* WHAT IS REQUIRED *
I would like you to print all the records below exactly as they are.

* EXTRACTED MATERIAL *
━━━━━━
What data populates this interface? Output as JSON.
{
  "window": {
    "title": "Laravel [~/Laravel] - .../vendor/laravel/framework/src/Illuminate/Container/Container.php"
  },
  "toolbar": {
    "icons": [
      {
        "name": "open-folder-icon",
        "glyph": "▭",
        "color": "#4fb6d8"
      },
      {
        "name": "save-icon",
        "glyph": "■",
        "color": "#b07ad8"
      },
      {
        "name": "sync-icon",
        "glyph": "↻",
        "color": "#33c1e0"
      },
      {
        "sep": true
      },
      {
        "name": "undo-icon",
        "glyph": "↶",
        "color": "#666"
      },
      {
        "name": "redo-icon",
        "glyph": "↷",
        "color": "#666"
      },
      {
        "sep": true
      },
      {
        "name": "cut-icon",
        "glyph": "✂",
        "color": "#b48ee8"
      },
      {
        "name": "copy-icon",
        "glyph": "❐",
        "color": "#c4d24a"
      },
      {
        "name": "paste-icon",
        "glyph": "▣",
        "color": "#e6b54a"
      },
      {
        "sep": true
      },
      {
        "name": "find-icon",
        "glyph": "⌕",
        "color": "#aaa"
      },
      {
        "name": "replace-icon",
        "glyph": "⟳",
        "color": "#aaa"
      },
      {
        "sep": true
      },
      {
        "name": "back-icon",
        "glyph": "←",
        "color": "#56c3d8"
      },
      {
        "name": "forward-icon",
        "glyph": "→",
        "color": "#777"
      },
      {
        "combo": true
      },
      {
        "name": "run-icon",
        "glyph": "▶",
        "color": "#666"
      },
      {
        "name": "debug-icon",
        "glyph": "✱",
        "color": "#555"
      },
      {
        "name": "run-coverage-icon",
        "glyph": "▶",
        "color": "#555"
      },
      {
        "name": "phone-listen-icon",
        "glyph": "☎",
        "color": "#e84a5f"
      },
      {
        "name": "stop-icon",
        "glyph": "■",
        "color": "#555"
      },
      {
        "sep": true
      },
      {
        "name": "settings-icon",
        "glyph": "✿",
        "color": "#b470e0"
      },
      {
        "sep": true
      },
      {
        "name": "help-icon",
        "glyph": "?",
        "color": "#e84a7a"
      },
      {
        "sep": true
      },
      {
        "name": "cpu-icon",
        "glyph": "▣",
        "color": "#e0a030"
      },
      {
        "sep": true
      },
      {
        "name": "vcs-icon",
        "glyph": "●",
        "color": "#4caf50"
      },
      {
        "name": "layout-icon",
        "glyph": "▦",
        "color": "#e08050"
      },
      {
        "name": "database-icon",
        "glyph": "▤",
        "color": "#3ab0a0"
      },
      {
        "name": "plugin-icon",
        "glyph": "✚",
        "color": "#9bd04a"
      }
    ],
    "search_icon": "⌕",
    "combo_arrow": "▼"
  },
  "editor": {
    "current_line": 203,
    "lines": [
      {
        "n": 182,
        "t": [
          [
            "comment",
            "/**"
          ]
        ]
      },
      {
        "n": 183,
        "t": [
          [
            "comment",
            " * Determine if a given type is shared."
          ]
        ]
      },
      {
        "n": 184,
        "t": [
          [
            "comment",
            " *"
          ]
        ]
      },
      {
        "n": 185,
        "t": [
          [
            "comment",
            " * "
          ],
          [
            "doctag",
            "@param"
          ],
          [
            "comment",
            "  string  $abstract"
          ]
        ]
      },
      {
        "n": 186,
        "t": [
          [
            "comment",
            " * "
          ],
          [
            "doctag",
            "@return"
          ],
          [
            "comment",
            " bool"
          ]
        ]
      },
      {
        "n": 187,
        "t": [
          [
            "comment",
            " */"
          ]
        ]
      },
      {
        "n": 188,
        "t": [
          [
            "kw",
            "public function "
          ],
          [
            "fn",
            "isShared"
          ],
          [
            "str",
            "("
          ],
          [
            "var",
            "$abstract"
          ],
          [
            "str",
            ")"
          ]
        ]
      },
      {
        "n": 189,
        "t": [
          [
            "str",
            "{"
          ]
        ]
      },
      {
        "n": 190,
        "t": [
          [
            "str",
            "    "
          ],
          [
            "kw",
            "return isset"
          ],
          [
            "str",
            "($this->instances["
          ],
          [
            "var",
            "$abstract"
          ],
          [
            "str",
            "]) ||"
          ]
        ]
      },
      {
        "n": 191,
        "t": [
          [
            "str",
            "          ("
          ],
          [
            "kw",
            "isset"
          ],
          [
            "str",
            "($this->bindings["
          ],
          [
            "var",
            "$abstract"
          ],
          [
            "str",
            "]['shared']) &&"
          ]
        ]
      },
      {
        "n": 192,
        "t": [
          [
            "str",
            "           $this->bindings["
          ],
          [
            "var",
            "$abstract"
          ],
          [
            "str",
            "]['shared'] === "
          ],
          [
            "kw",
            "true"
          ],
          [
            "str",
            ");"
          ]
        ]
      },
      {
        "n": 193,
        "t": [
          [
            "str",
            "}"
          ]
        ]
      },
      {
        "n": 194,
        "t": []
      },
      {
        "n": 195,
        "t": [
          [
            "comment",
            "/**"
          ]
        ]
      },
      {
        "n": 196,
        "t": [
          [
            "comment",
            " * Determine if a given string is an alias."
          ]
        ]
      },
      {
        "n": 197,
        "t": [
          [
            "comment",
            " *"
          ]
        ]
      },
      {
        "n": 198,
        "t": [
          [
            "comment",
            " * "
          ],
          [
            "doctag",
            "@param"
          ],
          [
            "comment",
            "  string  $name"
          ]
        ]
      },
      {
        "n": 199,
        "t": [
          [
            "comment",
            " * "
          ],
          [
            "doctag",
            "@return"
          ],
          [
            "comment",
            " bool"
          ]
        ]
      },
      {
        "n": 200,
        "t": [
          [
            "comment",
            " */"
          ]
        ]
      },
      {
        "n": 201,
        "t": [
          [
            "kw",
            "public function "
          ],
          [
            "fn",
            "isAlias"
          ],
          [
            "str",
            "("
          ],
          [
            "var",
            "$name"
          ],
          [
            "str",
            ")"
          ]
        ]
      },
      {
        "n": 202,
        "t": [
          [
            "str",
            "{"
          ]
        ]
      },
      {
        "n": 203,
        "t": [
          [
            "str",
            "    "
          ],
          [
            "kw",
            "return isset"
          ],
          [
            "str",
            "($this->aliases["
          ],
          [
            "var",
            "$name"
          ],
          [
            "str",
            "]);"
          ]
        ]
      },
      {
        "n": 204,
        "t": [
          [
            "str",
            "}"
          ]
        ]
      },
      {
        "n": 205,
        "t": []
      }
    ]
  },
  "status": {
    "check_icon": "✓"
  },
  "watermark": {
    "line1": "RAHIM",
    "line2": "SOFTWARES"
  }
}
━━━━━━
* RESPONSE TO THIS EXERCISE *
What data populates this interface? Output as JSON.
{
  "window": {
    "title": "Laravel [~/Laravel] - .../vendor/laravel/framework/src/Illuminate/Container/Container.php"
  },
  "toolbar": {
    "icons": [
      {
        "name": "open-folder-icon",
        "glyph": "▭",
        "color": "#4fb6d8"
      },
      {
        "name": "save-icon",
        "glyph": "■",
        "color": "#b07ad8"
      },
      {
        "name": "sync-icon",
        "glyph": "↻",
        "color": "#33c1e0"
      },
      {
        "sep": true
      },
      {
        "name": "undo-icon",
        "glyph": "↶",
        "color": "#666"
      },
      {
        "name": "redo-icon",
        "glyph": "↷",
        "color": "#666"
      },
      {
        "sep": true
      },
      {
        "name": "cut-icon",
        "glyph": "✂",
        "color": "#b48ee8"
      },
      {
        "name": "copy-icon",
        "glyph": "❐",
        "color": "#c4d24a"
      },
      {
        "name": "paste-icon",
        "glyph": "▣",
        "color": "#e6b54a"
      },
      {
        "sep": true
      },
      {
        "name": "find-icon",
        "glyph": "⌕",
        "color": "#aaa"
      },
      {
        "name": "replace-icon",
        "glyph": "⟳",
        "color": "#aaa"
      },
      {
        "sep": true
      },
      {
        "name": "back-icon",
        "glyph": "←",
        "color": "#56c3d8"
      },
      {
        "name": "forward-icon",
        "glyph": "→",
        "color": "#777"
      },
      {
        "combo": true
      },
      {
        "name": "run-icon",
        "glyph": "▶",
        "color": "#666"
      },
      {
        "name": "debug-icon",
        "glyph": "✱",
        "color": "#555"
      },
      {
        "name": "run-coverage-icon",
        "glyph": "▶",
        "color": "#555"
      },
      {
        "name": "phone-listen-icon",
        "glyph": "☎",
        "color": "#e84a5f"
      },
      {
        "name": "stop-icon",
        "glyph": "■",
        "color": "#555"
      },
      {
        "sep": true
      },
      {
        "name": "settings-icon",
        "glyph": "✿",
        "color": "#b470e0"
      },
      {
        "sep": true
      },
      {
        "name": "help-icon",
        "glyph": "?",
        "color": "#e84a7a"
      },
      {
        "sep": true
      },
      {
        "name": "cpu-icon",
        "glyph": "▣",
        "color": "#e0a030"
      },
      {
        "sep": true
      },
      {
        "name": "vcs-icon",
        "glyph": "●",
        "color": "#4caf50"
      },
      {
        "name": "layout-icon",
        "glyph": "▦",
        "color": "#e08050"
      },
      {
        "name": "database-icon",
        "glyph": "▤",
        "color": "#3ab0a0"
      },
      {
        "name": "plugin-icon",
        "glyph": "✚",
        "color": "#9bd04a"
      }
    ],
    "search_icon": "⌕",
    "combo_arrow": "▼"
  },
  "editor": {
    "current_line": 203,
    "lines": [
      {
        "n": 182,
        "t": [
          [
            "comment",
            "/**"
          ]
        ]
      },
      {
        "n": 183,
        "t": [
          [
            "comment",
            " * Determine if a given type is shared."
          ]
        ]
      },
      {
        "n": 184,
        "t": [
          [
            "comment",
            " *"
          ]
        ]
      },
      {
        "n": 185,
        "t": [
          [
            "comment",
            " * "
          ],
          [
            "doctag",
            "@param"
          ],
          [
            "comment",
            "  string  $abstract"
          ]
        ]
      },
      {
        "n": 186,
        "t": [
          [
            "comment",
            " * "
          ],
          [
            "doctag",
            "@return"
          ],
          [
            "comment",
            " bool"
          ]
        ]
      },
      {
        "n": 187,
        "t": [
          [
            "comment",
            " */"
          ]
        ]
      },
      {
        "n": 188,
        "t": [
          [
            "kw",
            "public function "
          ],
          [
            "fn",
            "isShared"
          ],
          [
            "str",
            "("
          ],
          [
            "var",
            "$abstract"
          ],
          [
            "str",
            ")"
          ]
        ]
      },
      {
        "n": 189,
        "t": [
          [
            "str",
            "{"
          ]
        ]
      },
      {
        "n": 190,
        "t": [
          [
            "str",
            "    "
          ],
          [
            "kw",
            "return isset"
          ],
          [
            "str",
            "($this->instances["
          ],
          [
            "var",
            "$abstract"
          ],
          [
            "str",
            "]) ||"
          ]
        ]
      },
      {
        "n": 191,
        "t": [
          [
            "str",
            "          ("
          ],
          [
            "kw",
            "isset"
          ],
          [
            "str",
            "($this->bindings["
          ],
          [
            "var",
            "$abstract"
          ],
          [
            "str",
            "]['shared']) &&"
          ]
        ]
      },
      {
        "n": 192,
        "t": [
          [
            "str",
            "           $this->bindings["
          ],
          [
            "var",
            "$abstract"
          ],
          [
            "str",
            "]['shared'] === "
          ],
          [
            "kw",
            "true"
          ],
          [
            "str",
            ");"
          ]
        ]
      },
      {
        "n": 193,
        "t": [
          [
            "str",
            "}"
          ]
        ]
      },
      {
        "n": 194,
        "t": []
      },
      {
        "n": 195,
        "t": [
          [
            "comment",
            "/**"
          ]
        ]
      },
      {
        "n": 196,
        "t": [
          [
            "comment",
            " * Determine if a given string is an alias."
          ]
        ]
      },
      {
        "n": 197,
        "t": [
          [
            "comment",
            " *"
          ]
        ]
      },
      {
        "n": 198,
        "t": [
          [
            "comment",
            " * "
          ],
          [
            "doctag",
            "@param"
          ],
          [
            "comment",
            "  string  $name"
          ]
        ]
      },
      {
        "n": 199,
        "t": [
          [
            "comment",
            " * "
          ],
          [
            "doctag",
            "@return"
          ],
          [
            "comment",
            " bool"
          ]
        ]
      },
      {
        "n": 200,
        "t": [
          [
            "comment",
            " */"
          ]
        ]
      },
      {
        "n": 201,
        "t": [
          [
            "kw",
            "public function "
          ],
          [
            "fn",
            "isAlias"
          ],
          [
            "str",
            "("
          ],
          [
            "var",
            "$name"
          ],
          [
            "str",
            ")"
          ]
        ]
      },
      {
        "n": 202,
        "t": [
          [
            "str",
            "{"
          ]
        ]
      },
      {
        "n": 203,
        "t": [
          [
            "str",
            "    "
          ],
          [
            "kw",
            "return isset"
          ],
          [
            "str",
            "($this->aliases["
          ],
          [
            "var",
            "$name"
          ],
          [
            "str",
            "]);"
          ]
        ]
      },
      {
        "n": 204,
        "t": [
          [
            "str",
            "}"
          ]
        ]
      },
      {
        "n": 205,
        "t": []
      }
    ]
  },
  "status": {
    "check_icon": "✓"
  },
  "watermark": {
    "line1": "RAHIM",
    "line2": "SOFTWARES"
  }
}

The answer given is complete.